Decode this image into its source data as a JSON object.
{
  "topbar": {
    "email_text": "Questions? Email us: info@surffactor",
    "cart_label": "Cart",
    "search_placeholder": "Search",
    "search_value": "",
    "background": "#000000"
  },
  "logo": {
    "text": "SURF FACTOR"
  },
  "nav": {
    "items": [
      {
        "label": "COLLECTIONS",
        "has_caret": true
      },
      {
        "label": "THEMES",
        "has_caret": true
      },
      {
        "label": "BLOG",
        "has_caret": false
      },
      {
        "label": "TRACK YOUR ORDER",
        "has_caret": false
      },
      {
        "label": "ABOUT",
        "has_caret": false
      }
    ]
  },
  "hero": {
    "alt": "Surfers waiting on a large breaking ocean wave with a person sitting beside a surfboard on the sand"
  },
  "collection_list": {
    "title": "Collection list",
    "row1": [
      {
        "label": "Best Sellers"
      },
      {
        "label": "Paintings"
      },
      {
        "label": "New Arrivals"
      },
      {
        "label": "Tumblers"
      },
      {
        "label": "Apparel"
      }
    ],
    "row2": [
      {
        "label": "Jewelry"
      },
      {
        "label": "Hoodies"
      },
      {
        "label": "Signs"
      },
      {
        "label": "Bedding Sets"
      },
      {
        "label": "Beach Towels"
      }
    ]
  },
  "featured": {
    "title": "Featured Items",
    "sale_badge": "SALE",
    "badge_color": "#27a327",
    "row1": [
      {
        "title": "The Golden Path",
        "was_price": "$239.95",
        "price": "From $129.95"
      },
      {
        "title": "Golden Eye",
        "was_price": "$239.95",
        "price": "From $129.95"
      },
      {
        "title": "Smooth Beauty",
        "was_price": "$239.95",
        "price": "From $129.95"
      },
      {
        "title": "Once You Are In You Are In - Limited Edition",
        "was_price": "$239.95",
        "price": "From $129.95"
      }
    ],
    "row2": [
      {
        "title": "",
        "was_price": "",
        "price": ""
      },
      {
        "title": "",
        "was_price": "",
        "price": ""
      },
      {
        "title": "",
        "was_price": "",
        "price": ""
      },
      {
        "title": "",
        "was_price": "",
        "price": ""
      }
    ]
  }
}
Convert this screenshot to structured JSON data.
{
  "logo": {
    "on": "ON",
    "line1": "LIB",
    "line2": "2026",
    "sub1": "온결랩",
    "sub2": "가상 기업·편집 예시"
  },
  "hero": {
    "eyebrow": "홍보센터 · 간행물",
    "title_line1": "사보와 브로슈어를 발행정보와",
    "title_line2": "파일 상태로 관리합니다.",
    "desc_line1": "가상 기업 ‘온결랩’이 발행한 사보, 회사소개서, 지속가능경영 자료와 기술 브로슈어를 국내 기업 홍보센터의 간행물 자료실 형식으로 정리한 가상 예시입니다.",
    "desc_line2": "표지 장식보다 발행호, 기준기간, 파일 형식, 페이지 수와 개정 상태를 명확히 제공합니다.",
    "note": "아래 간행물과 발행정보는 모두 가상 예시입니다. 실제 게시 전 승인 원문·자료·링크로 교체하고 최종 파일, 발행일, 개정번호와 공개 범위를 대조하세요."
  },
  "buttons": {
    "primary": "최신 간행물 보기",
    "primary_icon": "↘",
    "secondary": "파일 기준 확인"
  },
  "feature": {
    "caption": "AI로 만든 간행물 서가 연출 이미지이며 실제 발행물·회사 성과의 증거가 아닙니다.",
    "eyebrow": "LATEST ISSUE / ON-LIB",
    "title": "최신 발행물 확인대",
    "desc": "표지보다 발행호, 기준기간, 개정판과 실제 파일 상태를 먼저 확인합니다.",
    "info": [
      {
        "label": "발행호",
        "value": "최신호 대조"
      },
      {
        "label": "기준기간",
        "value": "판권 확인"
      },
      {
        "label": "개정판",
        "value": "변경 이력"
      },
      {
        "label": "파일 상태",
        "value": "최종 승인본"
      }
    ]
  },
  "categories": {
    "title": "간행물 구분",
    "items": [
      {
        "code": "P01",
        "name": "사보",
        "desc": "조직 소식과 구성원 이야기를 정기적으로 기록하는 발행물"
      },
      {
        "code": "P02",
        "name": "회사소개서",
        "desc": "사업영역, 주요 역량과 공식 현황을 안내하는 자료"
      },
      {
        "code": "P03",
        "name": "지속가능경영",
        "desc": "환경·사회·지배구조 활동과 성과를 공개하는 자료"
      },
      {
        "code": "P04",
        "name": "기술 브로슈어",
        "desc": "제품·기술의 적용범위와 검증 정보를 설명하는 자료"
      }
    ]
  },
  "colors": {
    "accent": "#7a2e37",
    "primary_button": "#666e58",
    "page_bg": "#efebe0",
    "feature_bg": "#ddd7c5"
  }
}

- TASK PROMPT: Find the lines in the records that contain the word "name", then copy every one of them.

- THE COMPLETED TASK:
        "name": "사보",
        "name": "회사소개서",
        "name": "지속가능경영",
        "name": "기술 브로슈어",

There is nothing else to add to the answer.